Natural Turkeys
A minimally processed product containing no artificial ingredient or added color. These are essentially birds that are not ‘basted’ or ‘self-basting.’ The term makes no reference to the way the turkey was raised.

Kosher Turkeys
These turkey are grain-fed with no antibiotics and are allowed to roam freely. Kosher turkeys are processed and inspected under rabbinical supervision. This includes soaking in salt brine, which adds a distinctive, savory character. Much like basted or self basting, the process adds a solution to the meat and increases weight.

Hen or Tom Turkeys
The sex designation of "hen" (female) or "tom" (male) turkey is optional on the label, and is an indication of size. Toms are larger but both toms and hens should be equally tender.

Free Range Turkeys
This labeling / marketing term has nothing to do with quality or taste. To add the words “Free Range” to the label, a grower must open part of their turkey house to a common yard for a matter of minutes per day. While only a few birds venture out, they all can be labeled as Free Range.

Most producers avoid this because of the negative effects of increased stress, disease, insects, and temperature on the entire flock. While 'Free Range' poultry can be of excellent quality, I have found the majority of their marketing techniques to be deceptive - usually the point it better profits, not better poultry.

Organic Turkeys
This labeling and marketing term has nothing to do with quality, taste, tenderness or juiciness.
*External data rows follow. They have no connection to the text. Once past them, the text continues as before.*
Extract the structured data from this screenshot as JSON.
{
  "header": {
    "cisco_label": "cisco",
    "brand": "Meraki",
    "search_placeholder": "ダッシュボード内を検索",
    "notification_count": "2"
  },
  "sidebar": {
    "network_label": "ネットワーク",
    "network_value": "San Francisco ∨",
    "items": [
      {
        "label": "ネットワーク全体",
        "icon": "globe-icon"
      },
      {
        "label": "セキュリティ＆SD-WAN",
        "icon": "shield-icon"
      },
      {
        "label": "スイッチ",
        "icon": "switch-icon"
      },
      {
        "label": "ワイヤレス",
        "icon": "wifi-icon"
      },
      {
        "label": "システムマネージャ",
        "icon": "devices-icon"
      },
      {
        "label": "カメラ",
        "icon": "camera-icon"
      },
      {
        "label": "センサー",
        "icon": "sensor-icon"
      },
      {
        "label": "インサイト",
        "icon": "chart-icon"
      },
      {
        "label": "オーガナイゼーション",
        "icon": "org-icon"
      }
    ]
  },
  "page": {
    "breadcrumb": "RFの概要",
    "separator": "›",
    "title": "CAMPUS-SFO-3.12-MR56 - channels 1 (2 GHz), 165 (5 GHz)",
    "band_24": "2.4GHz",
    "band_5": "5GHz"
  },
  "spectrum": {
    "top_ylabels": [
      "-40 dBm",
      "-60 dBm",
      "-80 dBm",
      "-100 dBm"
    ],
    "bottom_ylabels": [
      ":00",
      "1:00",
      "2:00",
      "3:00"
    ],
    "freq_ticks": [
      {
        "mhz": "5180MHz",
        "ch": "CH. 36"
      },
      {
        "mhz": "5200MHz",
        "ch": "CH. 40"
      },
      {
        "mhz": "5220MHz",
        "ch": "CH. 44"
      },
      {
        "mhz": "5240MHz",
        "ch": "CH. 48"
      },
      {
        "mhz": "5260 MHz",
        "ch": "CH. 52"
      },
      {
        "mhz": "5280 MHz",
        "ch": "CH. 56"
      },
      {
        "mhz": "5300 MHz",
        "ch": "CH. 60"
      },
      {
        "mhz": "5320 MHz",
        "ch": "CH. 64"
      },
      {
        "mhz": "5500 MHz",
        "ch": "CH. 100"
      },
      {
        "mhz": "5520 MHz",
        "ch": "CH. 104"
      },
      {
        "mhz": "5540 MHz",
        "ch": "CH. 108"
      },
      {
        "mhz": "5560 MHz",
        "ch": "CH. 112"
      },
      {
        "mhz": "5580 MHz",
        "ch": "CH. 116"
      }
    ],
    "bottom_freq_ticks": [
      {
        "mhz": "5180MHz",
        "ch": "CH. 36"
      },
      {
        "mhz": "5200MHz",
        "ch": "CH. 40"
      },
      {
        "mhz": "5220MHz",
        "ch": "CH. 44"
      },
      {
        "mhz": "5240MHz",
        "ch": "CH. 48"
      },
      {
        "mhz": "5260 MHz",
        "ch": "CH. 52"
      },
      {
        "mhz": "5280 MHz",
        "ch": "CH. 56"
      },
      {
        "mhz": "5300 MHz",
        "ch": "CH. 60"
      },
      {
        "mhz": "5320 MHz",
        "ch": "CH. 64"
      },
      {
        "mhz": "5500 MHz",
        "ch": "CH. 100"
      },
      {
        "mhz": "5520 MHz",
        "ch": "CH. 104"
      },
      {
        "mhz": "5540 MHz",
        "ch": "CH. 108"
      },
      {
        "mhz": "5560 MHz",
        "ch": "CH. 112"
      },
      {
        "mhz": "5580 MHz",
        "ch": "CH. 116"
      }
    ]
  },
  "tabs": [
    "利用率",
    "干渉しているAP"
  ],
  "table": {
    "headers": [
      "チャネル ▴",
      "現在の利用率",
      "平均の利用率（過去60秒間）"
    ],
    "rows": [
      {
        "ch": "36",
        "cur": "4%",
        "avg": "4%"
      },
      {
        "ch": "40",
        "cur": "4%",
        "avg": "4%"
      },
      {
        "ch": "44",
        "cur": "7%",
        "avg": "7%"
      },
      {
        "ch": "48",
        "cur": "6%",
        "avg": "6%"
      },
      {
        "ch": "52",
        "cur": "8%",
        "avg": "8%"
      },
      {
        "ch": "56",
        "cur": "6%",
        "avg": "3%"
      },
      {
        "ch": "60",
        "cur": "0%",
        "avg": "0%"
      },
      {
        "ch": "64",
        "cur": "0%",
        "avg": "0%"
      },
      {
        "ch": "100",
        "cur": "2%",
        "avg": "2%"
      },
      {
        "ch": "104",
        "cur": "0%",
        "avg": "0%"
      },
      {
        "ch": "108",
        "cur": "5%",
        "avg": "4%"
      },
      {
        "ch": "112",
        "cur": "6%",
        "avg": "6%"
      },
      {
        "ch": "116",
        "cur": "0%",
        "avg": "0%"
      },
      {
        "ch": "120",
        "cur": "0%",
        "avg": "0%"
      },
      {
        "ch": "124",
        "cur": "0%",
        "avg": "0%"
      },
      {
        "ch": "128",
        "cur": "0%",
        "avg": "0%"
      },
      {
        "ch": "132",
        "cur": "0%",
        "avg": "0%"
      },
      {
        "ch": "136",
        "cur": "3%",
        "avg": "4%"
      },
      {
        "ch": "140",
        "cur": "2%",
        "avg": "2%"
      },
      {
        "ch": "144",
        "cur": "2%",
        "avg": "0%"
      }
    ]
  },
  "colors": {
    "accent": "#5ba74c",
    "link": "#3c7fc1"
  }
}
These labeling laws are concerned with items such as feed certification, genetic engineering, and the use of ionizing radiation. While organic farming is clearly a positive revolution in our mechanized world, it is not a determination of quality, though the majority of consumers confuse it as such.

Note: All high-quality American Turkeys are free of added hormones and antibiotics. The use of hormones is not allowed in any poultry, and both feed and poultry tissue is tested by inspectors to assure there are no chemical residues.

Young Turkey
Turkeys of either sex that are less than 8 months of age according to present regulations are considered "young" turkeys. Most turkeys reach market maturity at 4-5 months of age.

How Large Is Your Turkey?

Here is a rough guide for turkey weight for how many guests.

This scale works for fresh or frozen.

A 8-11 pound bird will serve 6-8

A 12-15 pound bird will serve 9-12

A 15-18 pound bird will serve 13-16

An 18-22 pound bird will serve 17-22